It was determined that even though the mass was removed, I should follow a course of chemotherapy to make sure that all cancer was really gone. I received a port, which we labeled my “magic button” for the kids, and began chemotherapy once a week, 3 weeks on and 1 week off for 6 months. I will never forget the first day of treatment and two amazing women who supported us through the entire six months. One sat by my side every Monday for two and a half hours while I received my treatment, and the other who with open arms took care of our then 3-year-old son while I was gone – talk about meeting the right people at the right time! Walking into the wing of a hospital labeled “Cancer Center”, and walking past the hair/wig salon, and then entering a room where the majority of the individuals there could be my grandparents.

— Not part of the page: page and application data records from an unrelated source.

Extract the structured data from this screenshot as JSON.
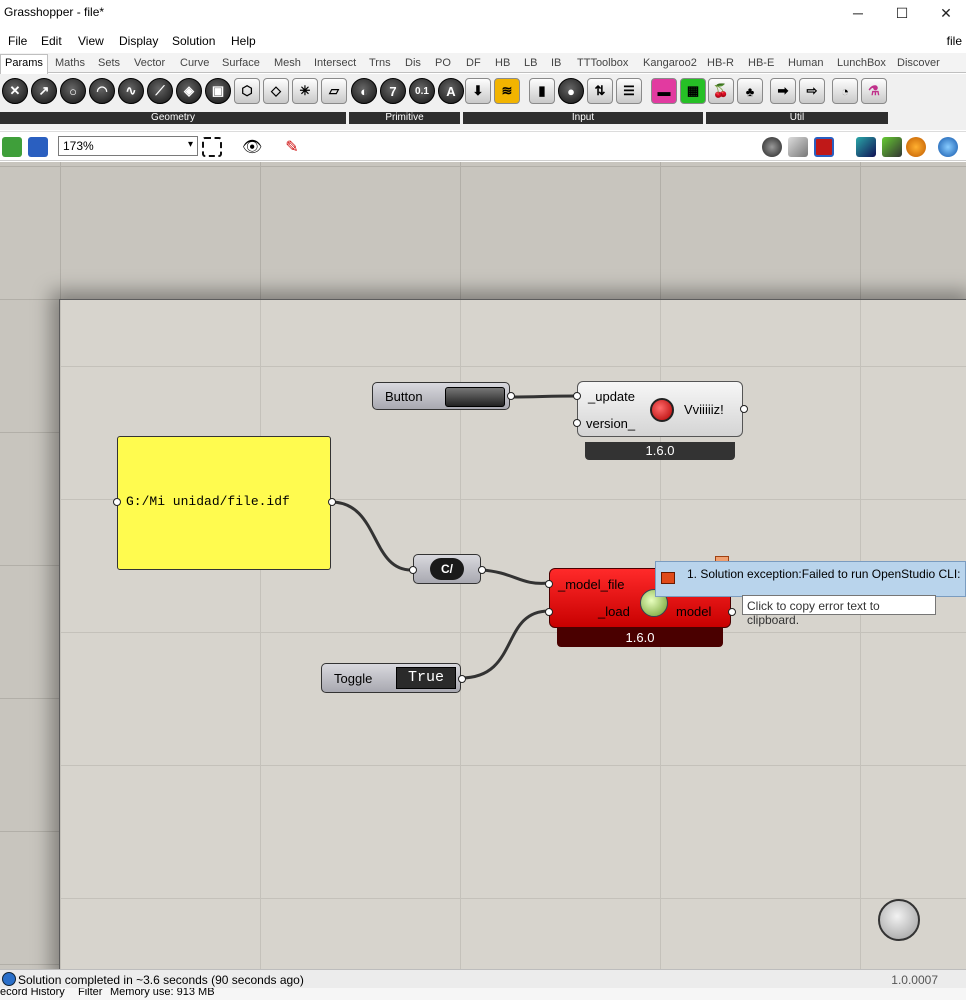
{
  "window": {
    "title": "Grasshopper - file*",
    "minimize": "─",
    "maximize": "☐",
    "close": "✕"
  },
  "menu": {
    "items": [
      "File",
      "Edit",
      "View",
      "Display",
      "Solution",
      "Help"
    ],
    "right": "file"
  },
  "tabs": [
    "Params",
    "Maths",
    "Sets",
    "Vector",
    "Curve",
    "Surface",
    "Mesh",
    "Intersect",
    "Trns",
    "Dis",
    "PO",
    "DF",
    "HB",
    "LB",
    "IB",
    "TTToolbox",
    "Kangaroo2",
    "HB-R",
    "HB-E",
    "Human",
    "LunchBox",
    "Discover"
  ],
  "ribbon": {
    "groups": [
      "Geometry",
      "Primitive",
      "Input",
      "Util"
    ],
    "primitive_glyphs": [
      "0",
      "7",
      "0.1",
      "A"
    ]
  },
  "toolbar": {
    "zoom": "173%"
  },
  "canvas": {
    "button": {
      "label": "Button"
    },
    "version": {
      "in1": "_update",
      "in2": "version_",
      "out": "Vviiiiiz!",
      "footer": "1.6.0"
    },
    "panel": {
      "text": "G:/Mi unidad/file.idf"
    },
    "path": {
      "label": "C/"
    },
    "load": {
      "in1": "_model_file",
      "in2": "_load",
      "out": "model",
      "footer": "1.6.0"
    },
    "toggle": {
      "label": "Toggle",
      "value": "True"
    },
    "error": {
      "message": "1. Solution exception:Failed to run OpenStudio CLI:",
      "tooltip": "Click to copy error text to clipboard."
    }
  },
  "status": {
    "message": "Solution completed in ~3.6 seconds (90 seconds ago)",
    "version": "1.0.0007",
    "bottom_items": [
      "ecord History",
      "Filter",
      "Memory use: 913 MB"
    ]
  }
}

Every time I walked through that door, I could feel the air go still and all the eyes looking at me. I always wondered what they were thinking, for me, it was how blessed I was to be going through all of this at a young age when I still had the health and energy to really fight. I wished so many times I could pass some of that on. So many fragile bodies that this disease has taken over…young, old, and everything in-between. Physically I had overcome so much, but mentally I have a long way to go. Over the course of the six months, I met fellow cancer patients during chemotherapy who had wonderful stories to tell about their childhood and growing up around PA, their children, grandchildren, and jobs. Some I saw often and others were never a fortunate as I to make it through another day. I even met a gentleman who grew up a mile from my childhood home in Boulder, Colorado.

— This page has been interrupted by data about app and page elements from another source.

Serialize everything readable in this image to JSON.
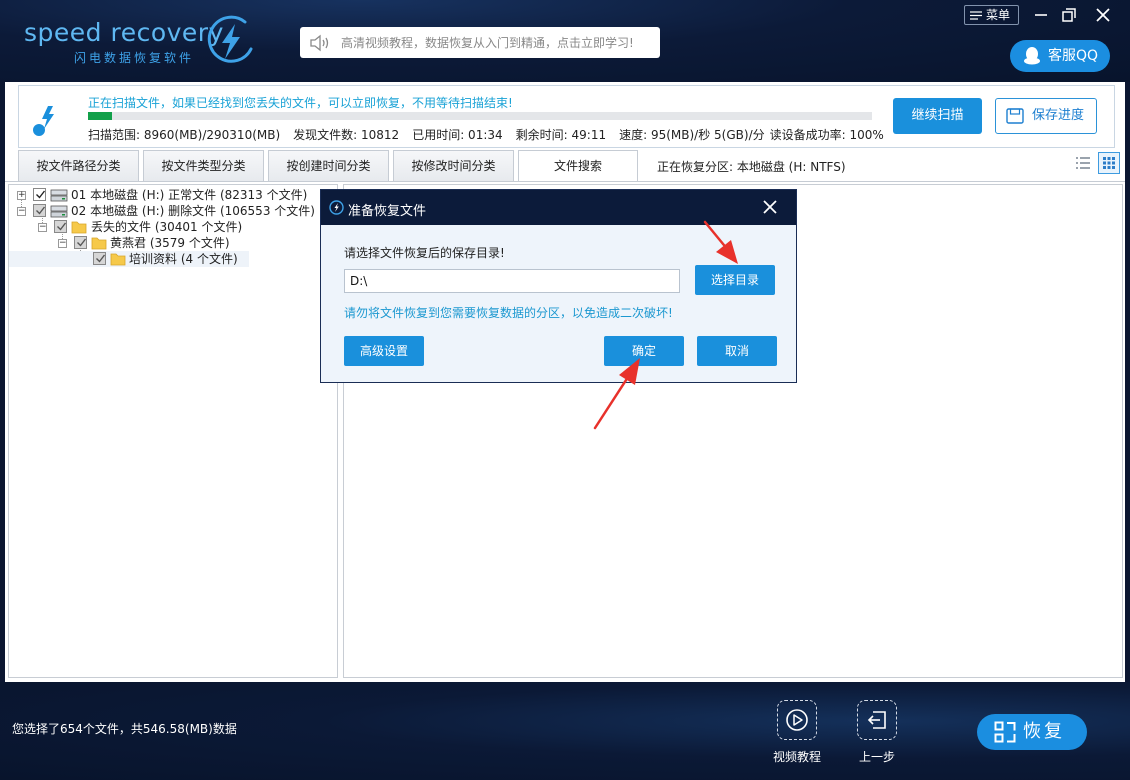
{
  "app": {
    "logo_text": "speed recovery",
    "logo_subtitle": "闪电数据恢复软件",
    "notice": "高清视频教程，数据恢复从入门到精通，点击立即学习!",
    "menu_label": "菜单",
    "qq_label": "客服QQ"
  },
  "scan": {
    "status_text": "正在扫描文件，如果已经找到您丢失的文件，可以立即恢复，不用等待扫描结束!",
    "progress_percent": 3,
    "stats": [
      "扫描范围: 8960(MB)/290310(MB)",
      "发现文件数: 10812",
      "已用时间: 01:34",
      "剩余时间: 49:11",
      "速度: 95(MB)/秒  5(GB)/分",
      "读设备成功率: 100%"
    ],
    "continue_label": "继续扫描",
    "save_label": "保存进度"
  },
  "tabs": [
    {
      "label": "按文件路径分类"
    },
    {
      "label": "按文件类型分类"
    },
    {
      "label": "按创建时间分类"
    },
    {
      "label": "按修改时间分类"
    },
    {
      "label": "文件搜索"
    }
  ],
  "partition_info": "正在恢复分区: 本地磁盘 (H: NTFS)",
  "tree": [
    {
      "label": "01 本地磁盘 (H:) 正常文件 (82313 个文件)"
    },
    {
      "label": "02 本地磁盘 (H:) 删除文件 (106553 个文件)"
    },
    {
      "label": "丢失的文件    (30401 个文件)"
    },
    {
      "label": "黄燕君    (3579 个文件)"
    },
    {
      "label": "培训资料    (4 个文件)"
    }
  ],
  "footer": {
    "selection_info": "您选择了654个文件，共546.58(MB)数据",
    "video_label": "视频教程",
    "back_label": "上一步",
    "restore_label": "恢复"
  },
  "dialog": {
    "title": "准备恢复文件",
    "prompt": "请选择文件恢复后的保存目录!",
    "path_value": "D:\\",
    "choose_dir_label": "选择目录",
    "warning": "请勿将文件恢复到您需要恢复数据的分区，以免造成二次破坏!",
    "advanced_label": "高级设置",
    "ok_label": "确定",
    "cancel_label": "取消"
  },
  "colors": {
    "accent": "#1a90dc",
    "header_bg": "#0c1a38",
    "status_text": "#19a2d6",
    "progress": "#12a04a",
    "annotation_arrow": "#e8312b"
  }
}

As I prepare to go in for another scan, I am confronted with the realization that no matter how much I feel I have conquered cancer, it still keeps fighting back, not physically but mentally. Each stomach ache, pain, or cramp is followed by a brief panic of “did it come back?”. I find myself holding my breath between scans and doctor visits to confirm everything is still good. As soon as I reach the 5-year mark, I am “set free”, and will no longer go in for scans and frequent (every three months) visits with my oncologist. In some ways, I think it will be totally liberating, but in other ways, I am worried about the thoughts in the back of my mind and wonder how much they will consume me without the reassurance of the every 6-month scan. I do know one thing for sure, the power of prayer and supportive family, friends, and community is indescribable. The love and support I have been blessed with is beyond compare. Life is such a gift, and is never to be wasted!

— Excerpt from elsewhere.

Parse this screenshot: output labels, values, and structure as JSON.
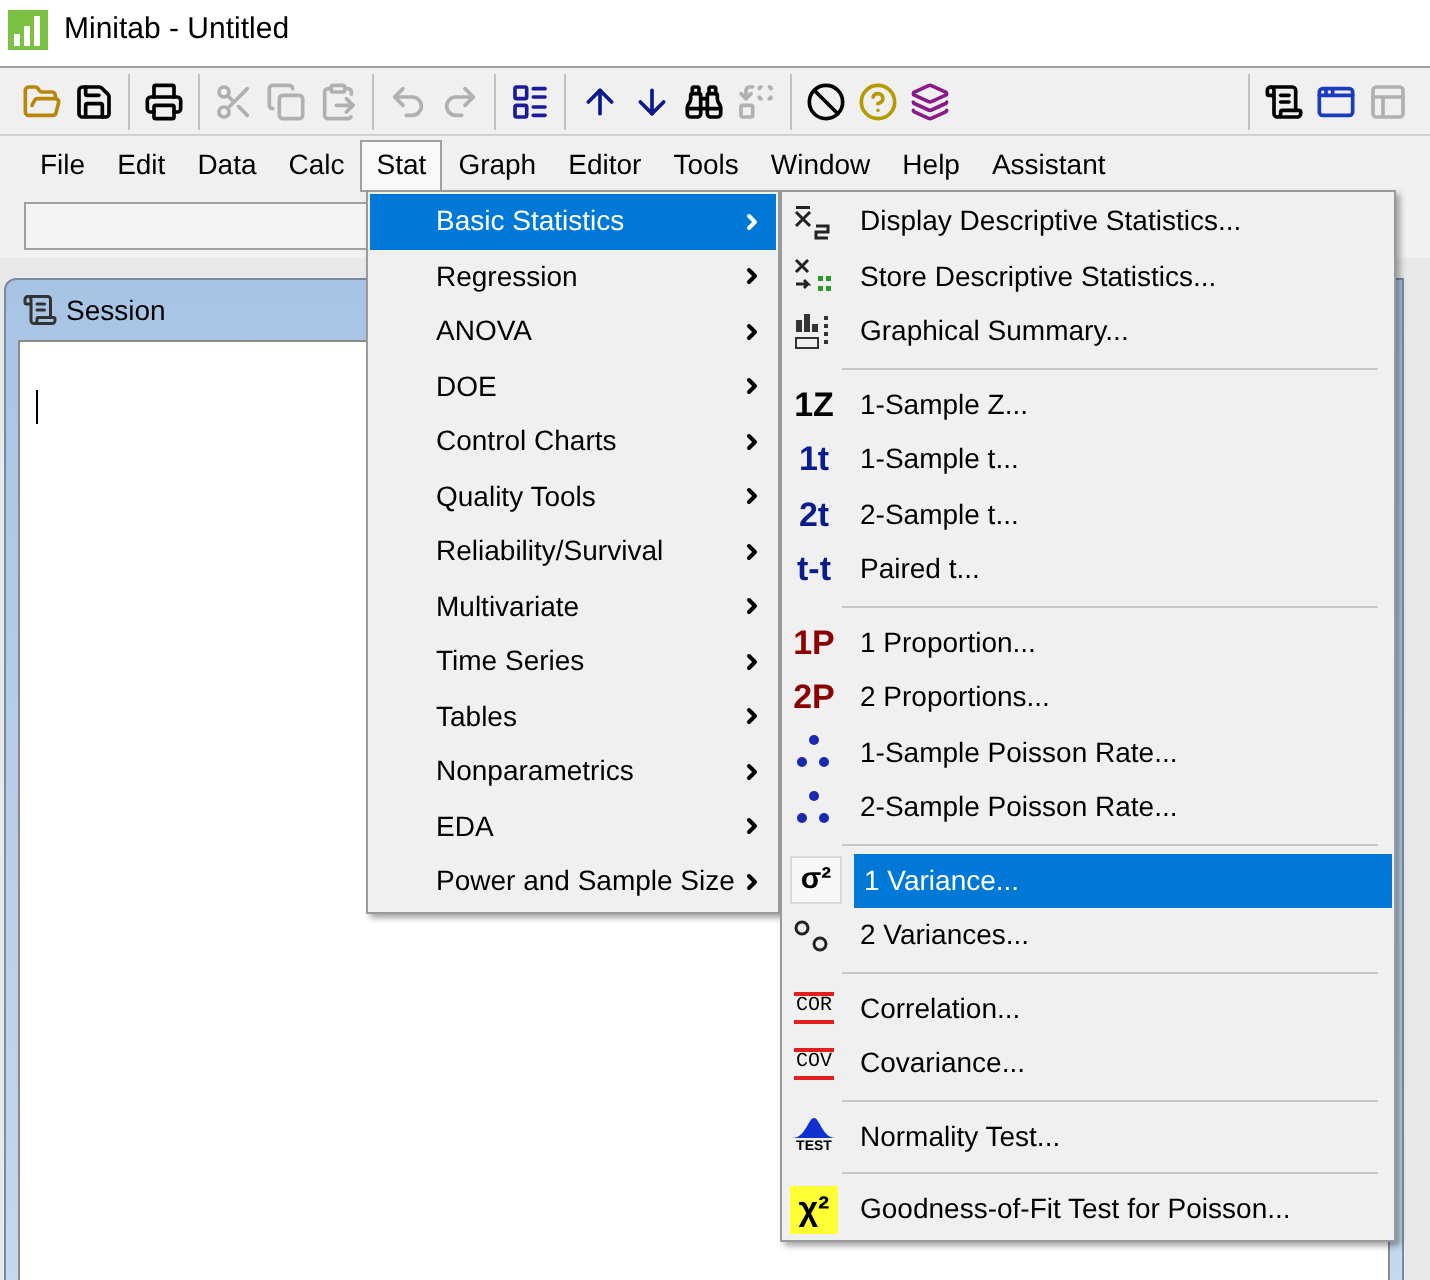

***Erin will be running the 2018 Marine Corps Marathon on October 28, 2018. To support her fundraising efforts, please CLICK HERE.***